Asian Longhorned Beetle

Asian longhorned beetle. Credit: U.S. Department of Agriculture

Forests are under attack from invasive species, diseases and unprecedented outbreak of pests, while trying to withstand stress caused by climate change and drought. The Midwest is fighting is the invasive species emerald ash borer, which is killing tens of millions of ash trees. New England has seen tens of thousands of trees succumb to the Asian longhorned beetle, which, if it spreads, is estimated to be able to destroy 30 percent of the country’s hardwoods. In the West, millions of trees are being lost to the combined threat of mountain pine beetles and white pine blister rust. Cities across the country have lost tens of thousands of elm trees to Dutch elm disease over the last 60 years. Developing strong management and restoration plans is essential to protecting our forests from invasives, disease and pests.

Our Strategy

Each threat to forests requires us to take a unique approach to solving it.

Through American Forests Global ReLeaf, we work to replant trees, including disease-resistant trees, in areas harmed by disease, insects and more.

A mountain pine beetle excavating a tunnel in a ponderosa pine

A mountain pine beetle excavating a tunnel in a ponderosa pine. Credit: Whitney Cranshaw, Colorado State University, Bugwood.org

Meanwhile, our Endangered Western Forests initiative is helping fight myriad threats to our western forests by planting disease-resistant trees, applying insect-repelling pheromone patches to trees, developing new management plans and more.

Injecting an ash tree to protect against EAB

Injecting an ash tree to protect against emerald ash borer. Credit: David Cappaert, Michigan State University/Bugwood.org

Other issues can be addressed more efficiently through policy than field work by trying to prevent future problems, as well as fixing current ones. This approach has led to our efforts in advocating for sustainable forest management, economic incentives for landowners to keep their property forested, and recognition of forests as water resources.

Take Action

Visit American Forests’ Action Center to send pre-written letters to Congress and other representatives to support sound wildfire policy.
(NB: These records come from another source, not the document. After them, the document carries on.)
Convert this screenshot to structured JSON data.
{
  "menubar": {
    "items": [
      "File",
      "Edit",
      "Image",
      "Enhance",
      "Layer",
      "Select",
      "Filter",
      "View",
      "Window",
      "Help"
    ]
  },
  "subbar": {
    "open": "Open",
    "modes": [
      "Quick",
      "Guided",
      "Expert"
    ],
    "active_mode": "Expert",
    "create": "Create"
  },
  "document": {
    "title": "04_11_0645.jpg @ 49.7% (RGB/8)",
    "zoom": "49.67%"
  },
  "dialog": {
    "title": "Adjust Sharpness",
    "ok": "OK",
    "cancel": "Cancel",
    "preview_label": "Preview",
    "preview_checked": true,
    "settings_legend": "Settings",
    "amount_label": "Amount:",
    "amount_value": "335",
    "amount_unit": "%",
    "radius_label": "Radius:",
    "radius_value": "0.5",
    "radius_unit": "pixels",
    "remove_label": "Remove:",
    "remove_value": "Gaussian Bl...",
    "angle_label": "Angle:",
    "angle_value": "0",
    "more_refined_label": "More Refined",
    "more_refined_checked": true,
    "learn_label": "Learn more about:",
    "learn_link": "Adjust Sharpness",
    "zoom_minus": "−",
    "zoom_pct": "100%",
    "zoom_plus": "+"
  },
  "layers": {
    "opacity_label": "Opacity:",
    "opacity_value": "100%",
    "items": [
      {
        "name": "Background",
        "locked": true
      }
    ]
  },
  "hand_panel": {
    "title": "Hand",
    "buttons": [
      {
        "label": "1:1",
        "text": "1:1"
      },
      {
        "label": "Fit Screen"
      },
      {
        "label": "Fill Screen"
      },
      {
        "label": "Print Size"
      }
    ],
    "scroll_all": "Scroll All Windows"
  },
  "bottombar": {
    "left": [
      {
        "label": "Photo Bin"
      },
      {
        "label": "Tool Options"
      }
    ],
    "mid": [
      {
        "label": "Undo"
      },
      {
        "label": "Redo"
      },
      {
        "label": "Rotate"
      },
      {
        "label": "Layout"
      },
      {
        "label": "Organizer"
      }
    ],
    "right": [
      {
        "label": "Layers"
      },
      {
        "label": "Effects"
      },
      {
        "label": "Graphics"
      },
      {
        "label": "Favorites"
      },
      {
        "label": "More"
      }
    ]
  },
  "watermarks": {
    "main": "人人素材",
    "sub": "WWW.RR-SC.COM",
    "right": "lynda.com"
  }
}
Letters available now include:

donate_editDonate to American Forests to support our work, like our efforts to protect forests from the threats they face.

 

 

Forest Threats News from our Loose Leaf blog



How Trees React to Winter Extremes


by American Forests
Winter landscape.

By Austa Somvichian-Clausen, Communications Intern

In light of the recently dipping temperatures thanks to Winter Storm Jonas, have you ever thought about how certain trees are able to thrive in such extreme cold? While you’re cozying up on the couch this evening with a piping mug of hot chocolate, take a minute to read about the amazing processes trees go through to keep warm through the winter months.

(Read More)




Forest Digest – Week of January 11, 2016


by American Forests
Trees with heavy snow

Find out the latest in forestry news in this week’s Forest Digest!

Trees: Helping Cities Solve Climate Change — Huffington Post
An often overlooked aspect of controlling carbon? Urban Forests. Read about the benefits of having more trees in our cities in efforts to fight climate change. Vines Are the Hipsters of Tropical Forests–Fast Increasing And Pushing Out Neighbors — Atlas Obscura(Read More)



Wildfires Extend Beyond the Wild in Bastrop, Tex.


by American Forests
Bastrop Complex Fire

By Amelia Loeb, Communications Intern

Wildfires scorch more than just wild vegetation. They extend beyond the forest, where one might go hiking over the weekend, and impact the lives of thousands of people. Climate change and severe weather patterns create conditions favorable for wildfires of increased severity. These fires spread more easily and burn at a higher temperature, with a net result of increased damage t... (Read More)